In urban areas, pollution is a major environmental issue affecting lawn establishment and maintenance. Perennial ryegrass, a common grass species, can help mitigate this problem. However, heavy metals such as cadmium (Cd) and nickel (Ni) can significantly limit photosynthetic efficiency and affect plant growth. A recent study by Dąbrowski et al. aimed to investigate the photosynthetic efficiency of perennial ryegrass seedlings under Cd and Ni stress.
The study compared the prompt and delayed chlorophyll-a fluorescence signals and modulated reflectance at 820 nm of two perennial ryegrass cultivars, ‘Niga’ and ‘Nira,’ under Cd and Ni stress. The results showed a decrease in the activity of photosystem II (PSII) and photosystem I (PSI), which was attributed to an increase in nonradiative dissipation of the PSII antenna, a decrease in PSII antenna size, or a decrease in the number of photosynthetic complexes with fully closed PSII RCs. In addition, the efficiency of electron transport was also decreased, indicating a restriction in electron flow from PSII to PSI.
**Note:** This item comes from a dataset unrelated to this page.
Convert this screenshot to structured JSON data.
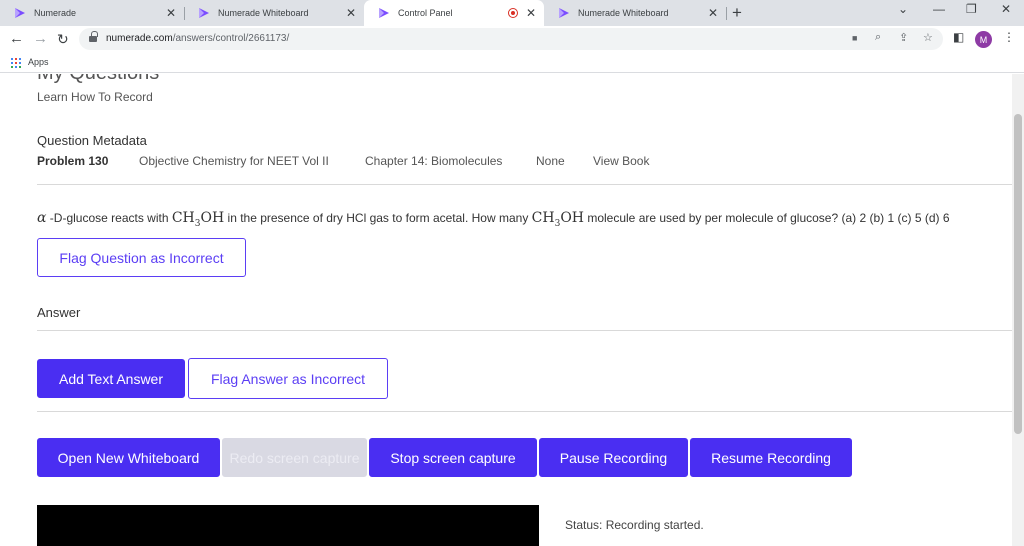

Interestingly, the study found that specific photosynthetic efficiency parameters, such as Area, Fo, Fm, and Fv, were correlated with growth parameters. This suggests that these photosynthetic efficiency parameters could serve as indicators for the early detection of heavy metal effects. By using these parameters, it may be possible to identify stressed plants before visible symptoms of heavy metal toxicity appear, allowing for early intervention to prevent further damage.
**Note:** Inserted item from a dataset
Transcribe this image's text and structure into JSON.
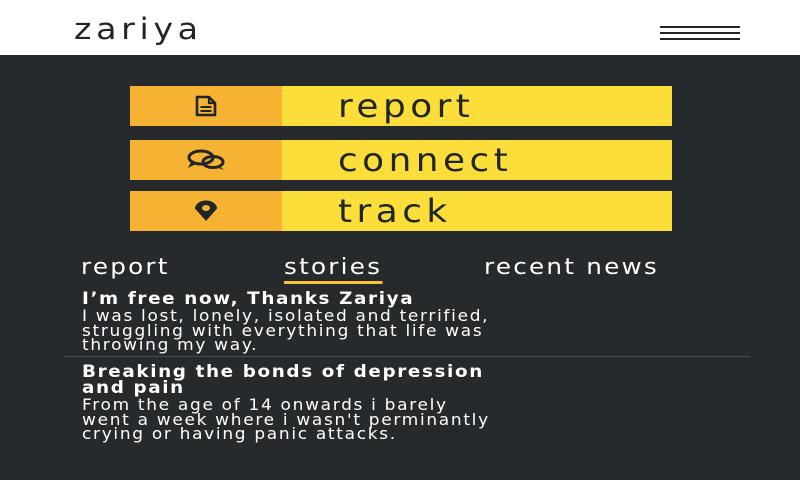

In conclusion, the study by Dąbrowski et al. provides essential insights into the effects of Cd and Ni stress on photosynthetic efficiency in perennial ryegrass seedlings. Furthermore, the findings suggest that specific photosynthetic efficiency parameters can be used as early indicators of heavy metal toxicity. This could have important implications for managing lawns and other urban green spaces in polluted environments.